- Moral Psychology with Nietzsche by Brian Leiter
Brian Leiter's Moral Psychology with Nietzsche draws together seven of his previous papers (one coauthored with Joshua Knobe), expands and updates them, and weaves them together into a unified naturalist line of interpretation. The fundamental positions largely remain the same. The reader already familiar with Leiter's work will thus not be in for major surprises, but will have much to learn from reading the new exegetical and philosophical details in this book.
The "moral psychology" indicated in the book's title is construed very broadly to encompass, for example, metaethics in addition to the more familiar questions one might associate with moral psychology. While the book defends and challenges interpretive theses on Nietzsche's work at a number of points, it, as its title indicates, is primarily not a work of Nietzsche interpretation, but instead an attempt to use Nietzsche as a point of departure to think about the underlying philosophical issues, to "articulate and defend [a] moral psychology in a Nietzschean spirit" (14). Leiter is admirably forthright about this orientation, in a way that should serve as a model for others. There are a number of points, textual and philosophical, where I was not persuaded by his case, but the clarity of its presentation leaves one in the refreshing position of having the terms of debate clearly demarcated. As with Leiter's work generally, it is engagingly written and philosophically adroit.

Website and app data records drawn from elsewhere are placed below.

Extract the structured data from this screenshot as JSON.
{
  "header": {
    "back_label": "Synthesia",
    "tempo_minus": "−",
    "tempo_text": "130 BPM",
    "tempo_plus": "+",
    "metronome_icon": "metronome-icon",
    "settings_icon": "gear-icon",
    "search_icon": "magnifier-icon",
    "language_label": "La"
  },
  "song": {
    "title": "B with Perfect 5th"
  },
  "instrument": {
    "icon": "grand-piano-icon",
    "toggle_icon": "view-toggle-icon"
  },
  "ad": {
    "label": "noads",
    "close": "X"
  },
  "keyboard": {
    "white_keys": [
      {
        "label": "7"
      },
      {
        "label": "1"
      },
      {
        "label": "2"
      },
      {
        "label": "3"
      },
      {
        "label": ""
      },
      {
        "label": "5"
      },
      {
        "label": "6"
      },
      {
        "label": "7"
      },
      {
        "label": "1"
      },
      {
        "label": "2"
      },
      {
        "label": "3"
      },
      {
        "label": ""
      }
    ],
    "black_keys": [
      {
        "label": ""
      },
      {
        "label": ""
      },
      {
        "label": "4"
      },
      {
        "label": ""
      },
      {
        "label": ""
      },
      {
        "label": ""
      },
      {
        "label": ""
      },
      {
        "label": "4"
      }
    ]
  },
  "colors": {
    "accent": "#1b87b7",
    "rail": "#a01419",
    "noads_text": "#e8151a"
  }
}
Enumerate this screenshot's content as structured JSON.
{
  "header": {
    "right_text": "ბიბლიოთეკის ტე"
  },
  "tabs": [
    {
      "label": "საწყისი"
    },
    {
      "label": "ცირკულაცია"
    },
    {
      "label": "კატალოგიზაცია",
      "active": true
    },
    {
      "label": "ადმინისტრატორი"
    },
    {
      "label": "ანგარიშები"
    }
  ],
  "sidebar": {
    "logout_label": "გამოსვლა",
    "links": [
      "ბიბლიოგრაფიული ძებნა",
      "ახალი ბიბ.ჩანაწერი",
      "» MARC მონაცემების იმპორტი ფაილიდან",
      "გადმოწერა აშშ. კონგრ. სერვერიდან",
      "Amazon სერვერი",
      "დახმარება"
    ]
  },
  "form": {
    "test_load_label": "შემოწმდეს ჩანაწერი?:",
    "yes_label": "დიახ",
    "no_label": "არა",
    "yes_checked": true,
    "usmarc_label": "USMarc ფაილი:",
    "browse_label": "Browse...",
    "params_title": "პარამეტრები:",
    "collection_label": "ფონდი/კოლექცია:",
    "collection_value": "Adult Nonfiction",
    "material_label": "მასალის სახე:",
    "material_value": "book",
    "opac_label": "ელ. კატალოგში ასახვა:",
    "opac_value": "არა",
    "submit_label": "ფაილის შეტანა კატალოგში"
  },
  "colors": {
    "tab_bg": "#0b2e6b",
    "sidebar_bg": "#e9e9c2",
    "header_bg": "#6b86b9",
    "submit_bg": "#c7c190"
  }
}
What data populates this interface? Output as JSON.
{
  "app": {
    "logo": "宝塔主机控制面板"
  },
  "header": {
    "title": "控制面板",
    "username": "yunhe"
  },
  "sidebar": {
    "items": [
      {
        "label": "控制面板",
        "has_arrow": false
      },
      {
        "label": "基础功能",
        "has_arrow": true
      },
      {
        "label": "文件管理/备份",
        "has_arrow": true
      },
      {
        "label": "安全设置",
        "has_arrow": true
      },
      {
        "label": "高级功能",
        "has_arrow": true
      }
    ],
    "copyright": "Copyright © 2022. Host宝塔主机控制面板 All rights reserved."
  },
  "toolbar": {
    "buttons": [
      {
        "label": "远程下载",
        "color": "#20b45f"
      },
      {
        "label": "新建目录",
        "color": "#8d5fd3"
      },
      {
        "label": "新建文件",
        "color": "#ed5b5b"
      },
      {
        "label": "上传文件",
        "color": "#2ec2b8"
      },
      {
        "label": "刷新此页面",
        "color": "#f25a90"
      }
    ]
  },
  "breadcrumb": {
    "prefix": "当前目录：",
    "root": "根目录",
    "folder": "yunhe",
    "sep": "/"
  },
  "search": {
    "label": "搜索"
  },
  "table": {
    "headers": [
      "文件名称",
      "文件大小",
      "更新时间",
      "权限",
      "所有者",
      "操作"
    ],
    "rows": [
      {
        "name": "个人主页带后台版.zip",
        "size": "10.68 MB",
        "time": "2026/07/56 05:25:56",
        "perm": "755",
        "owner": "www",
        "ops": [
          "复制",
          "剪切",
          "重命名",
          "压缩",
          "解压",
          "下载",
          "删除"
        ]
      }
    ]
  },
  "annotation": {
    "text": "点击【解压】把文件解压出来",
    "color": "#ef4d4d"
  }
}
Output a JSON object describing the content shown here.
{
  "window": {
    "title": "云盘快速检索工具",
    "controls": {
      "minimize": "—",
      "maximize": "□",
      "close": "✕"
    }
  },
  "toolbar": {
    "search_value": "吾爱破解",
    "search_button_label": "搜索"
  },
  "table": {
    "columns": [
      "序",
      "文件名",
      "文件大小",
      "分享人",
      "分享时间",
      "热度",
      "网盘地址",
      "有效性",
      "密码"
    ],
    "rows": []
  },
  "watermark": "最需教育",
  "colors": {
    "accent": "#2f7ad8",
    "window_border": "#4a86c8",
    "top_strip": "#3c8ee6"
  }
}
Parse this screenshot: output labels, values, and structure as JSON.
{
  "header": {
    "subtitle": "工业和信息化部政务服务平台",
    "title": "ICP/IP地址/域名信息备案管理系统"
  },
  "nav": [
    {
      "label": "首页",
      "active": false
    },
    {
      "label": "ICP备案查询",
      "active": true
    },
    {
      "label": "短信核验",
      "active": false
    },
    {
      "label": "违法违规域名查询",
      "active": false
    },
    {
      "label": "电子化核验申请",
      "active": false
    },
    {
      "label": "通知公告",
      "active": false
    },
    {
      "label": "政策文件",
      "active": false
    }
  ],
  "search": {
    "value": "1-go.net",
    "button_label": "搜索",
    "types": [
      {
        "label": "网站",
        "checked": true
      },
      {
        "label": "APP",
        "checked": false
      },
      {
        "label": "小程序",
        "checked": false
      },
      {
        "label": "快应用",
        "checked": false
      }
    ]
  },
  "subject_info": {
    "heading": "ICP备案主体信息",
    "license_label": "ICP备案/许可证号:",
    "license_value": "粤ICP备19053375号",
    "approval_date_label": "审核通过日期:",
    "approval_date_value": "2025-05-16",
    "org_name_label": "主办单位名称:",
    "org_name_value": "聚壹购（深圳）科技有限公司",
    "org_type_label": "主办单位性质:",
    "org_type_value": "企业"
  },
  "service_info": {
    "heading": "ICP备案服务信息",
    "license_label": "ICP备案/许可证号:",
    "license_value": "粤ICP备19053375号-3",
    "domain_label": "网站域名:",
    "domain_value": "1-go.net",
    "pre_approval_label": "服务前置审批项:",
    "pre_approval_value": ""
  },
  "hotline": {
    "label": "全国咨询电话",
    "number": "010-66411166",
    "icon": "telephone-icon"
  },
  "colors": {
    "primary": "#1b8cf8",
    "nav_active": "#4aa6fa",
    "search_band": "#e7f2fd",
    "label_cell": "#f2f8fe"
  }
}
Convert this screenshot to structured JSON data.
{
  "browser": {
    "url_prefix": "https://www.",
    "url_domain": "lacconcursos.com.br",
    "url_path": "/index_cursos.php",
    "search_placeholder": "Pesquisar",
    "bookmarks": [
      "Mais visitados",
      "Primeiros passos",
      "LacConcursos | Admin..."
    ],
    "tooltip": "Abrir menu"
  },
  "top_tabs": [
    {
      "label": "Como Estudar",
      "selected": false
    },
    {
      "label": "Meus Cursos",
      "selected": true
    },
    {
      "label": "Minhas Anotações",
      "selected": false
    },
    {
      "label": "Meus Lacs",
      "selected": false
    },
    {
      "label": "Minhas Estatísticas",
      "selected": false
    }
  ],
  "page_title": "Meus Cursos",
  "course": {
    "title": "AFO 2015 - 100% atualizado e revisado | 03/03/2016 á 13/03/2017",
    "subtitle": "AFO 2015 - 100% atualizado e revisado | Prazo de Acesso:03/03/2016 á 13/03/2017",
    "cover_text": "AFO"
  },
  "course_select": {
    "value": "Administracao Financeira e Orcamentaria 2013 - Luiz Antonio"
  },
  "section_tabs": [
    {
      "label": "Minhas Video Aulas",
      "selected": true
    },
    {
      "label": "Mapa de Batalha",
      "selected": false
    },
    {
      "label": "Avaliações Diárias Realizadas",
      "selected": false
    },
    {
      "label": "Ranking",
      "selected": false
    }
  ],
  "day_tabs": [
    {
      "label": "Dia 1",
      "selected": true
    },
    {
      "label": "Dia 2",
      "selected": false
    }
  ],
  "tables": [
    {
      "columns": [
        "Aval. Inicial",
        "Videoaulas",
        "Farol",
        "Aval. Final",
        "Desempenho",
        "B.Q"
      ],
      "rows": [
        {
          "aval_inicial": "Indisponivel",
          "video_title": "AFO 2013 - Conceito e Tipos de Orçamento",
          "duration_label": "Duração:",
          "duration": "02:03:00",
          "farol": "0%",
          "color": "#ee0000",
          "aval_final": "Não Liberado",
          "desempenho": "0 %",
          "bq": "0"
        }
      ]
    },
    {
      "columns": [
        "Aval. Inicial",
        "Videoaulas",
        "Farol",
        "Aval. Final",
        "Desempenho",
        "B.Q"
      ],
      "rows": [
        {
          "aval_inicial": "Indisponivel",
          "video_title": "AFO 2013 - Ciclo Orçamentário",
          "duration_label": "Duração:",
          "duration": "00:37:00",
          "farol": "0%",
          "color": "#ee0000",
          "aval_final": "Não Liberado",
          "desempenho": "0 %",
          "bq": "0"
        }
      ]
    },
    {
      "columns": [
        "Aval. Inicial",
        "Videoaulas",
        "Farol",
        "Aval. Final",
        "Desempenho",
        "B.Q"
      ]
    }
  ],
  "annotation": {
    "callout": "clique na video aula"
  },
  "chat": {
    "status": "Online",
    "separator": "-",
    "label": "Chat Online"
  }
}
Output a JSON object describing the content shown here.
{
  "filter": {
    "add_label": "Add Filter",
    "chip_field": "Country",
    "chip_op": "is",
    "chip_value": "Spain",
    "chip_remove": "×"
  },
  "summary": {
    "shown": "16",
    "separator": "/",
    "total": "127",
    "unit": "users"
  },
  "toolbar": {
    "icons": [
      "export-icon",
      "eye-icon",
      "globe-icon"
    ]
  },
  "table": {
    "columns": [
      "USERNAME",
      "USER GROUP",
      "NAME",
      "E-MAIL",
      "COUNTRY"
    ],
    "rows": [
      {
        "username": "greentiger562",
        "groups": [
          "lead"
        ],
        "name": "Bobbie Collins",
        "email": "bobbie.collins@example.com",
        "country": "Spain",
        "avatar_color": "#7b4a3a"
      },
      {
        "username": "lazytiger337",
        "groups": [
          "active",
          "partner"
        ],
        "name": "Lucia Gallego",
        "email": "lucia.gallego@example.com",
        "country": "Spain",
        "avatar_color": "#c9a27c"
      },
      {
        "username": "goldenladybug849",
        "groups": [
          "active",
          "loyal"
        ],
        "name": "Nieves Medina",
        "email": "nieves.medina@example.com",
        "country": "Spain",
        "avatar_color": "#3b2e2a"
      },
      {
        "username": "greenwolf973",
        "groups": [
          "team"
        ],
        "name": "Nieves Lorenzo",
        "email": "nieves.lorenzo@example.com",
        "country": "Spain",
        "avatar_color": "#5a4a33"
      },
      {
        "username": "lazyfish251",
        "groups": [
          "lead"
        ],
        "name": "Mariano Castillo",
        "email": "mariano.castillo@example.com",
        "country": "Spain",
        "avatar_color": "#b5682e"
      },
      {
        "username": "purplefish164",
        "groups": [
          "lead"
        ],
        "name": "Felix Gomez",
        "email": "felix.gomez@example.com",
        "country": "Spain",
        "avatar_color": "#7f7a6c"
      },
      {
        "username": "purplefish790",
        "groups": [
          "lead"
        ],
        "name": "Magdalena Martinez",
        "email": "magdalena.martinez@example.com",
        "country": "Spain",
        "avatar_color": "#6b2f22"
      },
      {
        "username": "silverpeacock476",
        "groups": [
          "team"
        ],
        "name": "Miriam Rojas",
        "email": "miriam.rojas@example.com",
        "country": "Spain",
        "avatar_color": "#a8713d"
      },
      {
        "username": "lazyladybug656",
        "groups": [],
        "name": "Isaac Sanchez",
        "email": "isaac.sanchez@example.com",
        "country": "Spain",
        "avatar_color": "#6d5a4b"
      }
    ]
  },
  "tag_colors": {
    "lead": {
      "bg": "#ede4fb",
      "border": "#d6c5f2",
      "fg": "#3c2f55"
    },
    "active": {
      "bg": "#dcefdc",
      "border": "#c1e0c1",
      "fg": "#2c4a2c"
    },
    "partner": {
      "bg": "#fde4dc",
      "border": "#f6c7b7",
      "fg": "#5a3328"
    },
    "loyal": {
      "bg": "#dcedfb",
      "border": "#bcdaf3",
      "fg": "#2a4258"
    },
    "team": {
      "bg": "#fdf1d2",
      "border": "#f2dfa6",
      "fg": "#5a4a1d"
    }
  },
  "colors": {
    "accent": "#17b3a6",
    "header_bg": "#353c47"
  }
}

The guiding methodological thread across these chapters is naturalism (2–11), of the form that Leiter put forward in his 2002 book Nietzsche on Morality (London: Routledge, 2002) and has defended since. The present book applies that naturalism to thinking about metaethics, epistemology, philosophy of action, and some more familiar issues in moral psychology (such as character, reactive attitudes, and the relation between affects and moral judgment). The title is, to my ear, thus somewhat misleading given [End Page 288] the range of material here. Naturalistic Philosophy with Nietzsche might have better represented the breadth of contents. It is now widely agreed that Nietzsche is a naturalist of some kind, as, for instance, an opponent of supernaturalist metaphysics. Leiter has defended the more specific interpretation that Nietzsche is what he calls an "M-naturalist," one offering and prizing "speculative" philosophical theories that seek to have "continuity with the methods of successful sciences" (2). One idea throughout the book is that Nietzsche anticipates what will be lent further credibility by later psychological investigation, for example, work from Wegner and Libet on willing (141–42) or psychological research about the connection between behavior and avowed attitudes (176–77). As an astute observer of human beings and as a keen, if idiosyncratic, reader of the science of his time, Nietzsche, Leiter contends, formed hypotheses, which have since garnered further empirical support.
The first main section of Leiter's book concerns the metaphysics and epistemology of value, and the position attributed to Nietzsche and defended is a form of antirealism about such value. This is the focus of chapters 1 and 2. As Leiter reconstructs Nietzsche's position, Nietzsche reaches this skeptical conclusion through an abductive argument from disagreement. The best conclusion to reach in the face of intractable disagreement among moral philosophers is that there are no "objective moral facts or facts about reasons for acting" (32). Leiter criticizes what he calls "privilege" readings of Nietzsche, those that see him holding that certain values (e.g., power) have a genuine authority or standing. Leiter's Nietzsche rejects the idea of such values. Therefore, "at bottom, Nietzsche," on Leiter's reading, "has nothing to say to those readers who don't share his evaluative tastes" (65). Leiter turns in chapters 3 and 4 to discussing the relation between moral judgments and affects. If we are not tracking objective facts in making moral judgments, what explains how we reach the moral judgments that we do? Affects, feelings, and drives underpin these judgments, and we are to appeal to the former to understand the latter (69–70). Chapter 4 investigates Nietzsche's perspectivism...